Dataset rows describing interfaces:
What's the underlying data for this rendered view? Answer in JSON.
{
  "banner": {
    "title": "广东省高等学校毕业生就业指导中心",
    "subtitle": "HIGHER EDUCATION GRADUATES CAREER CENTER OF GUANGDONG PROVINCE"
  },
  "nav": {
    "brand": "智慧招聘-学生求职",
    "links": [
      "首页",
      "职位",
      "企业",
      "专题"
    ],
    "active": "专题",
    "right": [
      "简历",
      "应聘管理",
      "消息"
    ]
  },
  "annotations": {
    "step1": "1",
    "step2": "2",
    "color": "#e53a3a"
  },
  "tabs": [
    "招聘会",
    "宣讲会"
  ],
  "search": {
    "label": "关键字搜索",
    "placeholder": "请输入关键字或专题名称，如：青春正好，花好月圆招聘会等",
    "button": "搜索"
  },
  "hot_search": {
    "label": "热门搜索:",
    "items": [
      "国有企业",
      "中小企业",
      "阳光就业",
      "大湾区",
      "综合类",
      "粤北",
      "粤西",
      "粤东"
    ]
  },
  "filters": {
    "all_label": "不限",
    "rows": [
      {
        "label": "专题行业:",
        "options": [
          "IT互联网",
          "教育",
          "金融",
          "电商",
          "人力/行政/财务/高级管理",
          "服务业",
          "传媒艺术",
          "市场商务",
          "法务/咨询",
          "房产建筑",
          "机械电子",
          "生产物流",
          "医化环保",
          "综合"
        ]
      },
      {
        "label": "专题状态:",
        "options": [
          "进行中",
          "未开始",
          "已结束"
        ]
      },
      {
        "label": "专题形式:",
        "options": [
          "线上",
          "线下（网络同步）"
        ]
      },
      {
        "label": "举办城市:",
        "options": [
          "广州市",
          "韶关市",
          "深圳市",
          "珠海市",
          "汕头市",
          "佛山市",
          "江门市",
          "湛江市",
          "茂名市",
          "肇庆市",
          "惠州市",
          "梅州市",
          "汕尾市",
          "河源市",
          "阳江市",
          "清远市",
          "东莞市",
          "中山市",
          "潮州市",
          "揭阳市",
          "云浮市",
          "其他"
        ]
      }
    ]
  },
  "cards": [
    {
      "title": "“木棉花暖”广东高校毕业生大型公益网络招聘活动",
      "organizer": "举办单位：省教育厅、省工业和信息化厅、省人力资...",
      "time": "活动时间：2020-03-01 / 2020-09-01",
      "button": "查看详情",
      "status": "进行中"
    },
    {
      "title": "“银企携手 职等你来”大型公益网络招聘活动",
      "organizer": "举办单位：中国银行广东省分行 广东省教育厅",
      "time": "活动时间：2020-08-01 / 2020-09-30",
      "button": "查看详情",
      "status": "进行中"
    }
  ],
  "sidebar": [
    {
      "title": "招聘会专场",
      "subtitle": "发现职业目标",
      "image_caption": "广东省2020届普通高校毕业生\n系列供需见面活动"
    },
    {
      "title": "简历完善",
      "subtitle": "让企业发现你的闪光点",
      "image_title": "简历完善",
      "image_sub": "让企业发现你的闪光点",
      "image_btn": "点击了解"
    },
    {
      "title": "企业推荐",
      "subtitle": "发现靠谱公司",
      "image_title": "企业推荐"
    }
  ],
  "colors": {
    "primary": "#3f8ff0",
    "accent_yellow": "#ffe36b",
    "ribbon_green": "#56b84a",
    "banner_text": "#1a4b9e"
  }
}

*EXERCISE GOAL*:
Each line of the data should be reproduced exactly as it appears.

*ANSWER SPACE*:
What's the underlying data for this rendered view? Answer in JSON.
{
  "banner": {
    "title": "广东省高等学校毕业生就业指导中心",
    "subtitle": "HIGHER EDUCATION GRADUATES CAREER CENTER OF GUANGDONG PROVINCE"
  },
  "nav": {
    "brand": "智慧招聘-学生求职",
    "links": [
      "首页",
      "职位",
      "企业",
      "专题"
    ],
    "active": "专题",
    "right": [
      "简历",
      "应聘管理",
      "消息"
    ]
  },
  "annotations": {
    "step1": "1",
    "step2": "2",
    "color": "#e53a3a"
  },
  "tabs": [
    "招聘会",
    "宣讲会"
  ],
  "search": {
    "label": "关键字搜索",
    "placeholder": "请输入关键字或专题名称，如：青春正好，花好月圆招聘会等",
    "button": "搜索"
  },
  "hot_search": {
    "label": "热门搜索:",
    "items": [
      "国有企业",
      "中小企业",
      "阳光就业",
      "大湾区",
      "综合类",
      "粤北",
      "粤西",
      "粤东"
    ]
  },
  "filters": {
    "all_label": "不限",
    "rows": [
      {
        "label": "专题行业:",
        "options": [
          "IT互联网",
          "教育",
          "金融",
          "电商",
          "人力/行政/财务/高级管理",
          "服务业",
          "传媒艺术",
          "市场商务",
          "法务/咨询",
          "房产建筑",
          "机械电子",
          "生产物流",
          "医化环保",
          "综合"
        ]
      },
      {
        "label": "专题状态:",
        "options": [
          "进行中",
          "未开始",
          "已结束"
        ]
      },
      {
        "label": "专题形式:",
        "options": [
          "线上",
          "线下（网络同步）"
        ]
      },
      {
        "label": "举办城市:",
        "options": [
          "广州市",
          "韶关市",
          "深圳市",
          "珠海市",
          "汕头市",
          "佛山市",
          "江门市",
          "湛江市",
          "茂名市",
          "肇庆市",
          "惠州市",
          "梅州市",
          "汕尾市",
          "河源市",
          "阳江市",
          "清远市",
          "东莞市",
          "中山市",
          "潮州市",
          "揭阳市",
          "云浮市",
          "其他"
        ]
      }
    ]
  },
  "cards": [
    {
      "title": "“木棉花暖”广东高校毕业生大型公益网络招聘活动",
      "organizer": "举办单位：省教育厅、省工业和信息化厅、省人力资...",
      "time": "活动时间：2020-03-01 / 2020-09-01",
      "button": "查看详情",
      "status": "进行中"
    },
    {
      "title": "“银企携手 职等你来”大型公益网络招聘活动",
      "organizer": "举办单位：中国银行广东省分行 广东省教育厅",
      "time": "活动时间：2020-08-01 / 2020-09-30",
      "button": "查看详情",
      "status": "进行中"
    }
  ],
  "sidebar": [
    {
      "title": "招聘会专场",
      "subtitle": "发现职业目标",
      "image_caption": "广东省2020届普通高校毕业生\n系列供需见面活动"
    },
    {
      "title": "简历完善",
      "subtitle": "让企业发现你的闪光点",
      "image_title": "简历完善",
      "image_sub": "让企业发现你的闪光点",
      "image_btn": "点击了解"
    },
    {
      "title": "企业推荐",
      "subtitle": "发现靠谱公司",
      "image_title": "企业推荐"
    }
  ],
  "colors": {
    "primary": "#3f8ff0",
    "accent_yellow": "#ffe36b",
    "ribbon_green": "#56b84a",
    "banner_text": "#1a4b9e"
  }
}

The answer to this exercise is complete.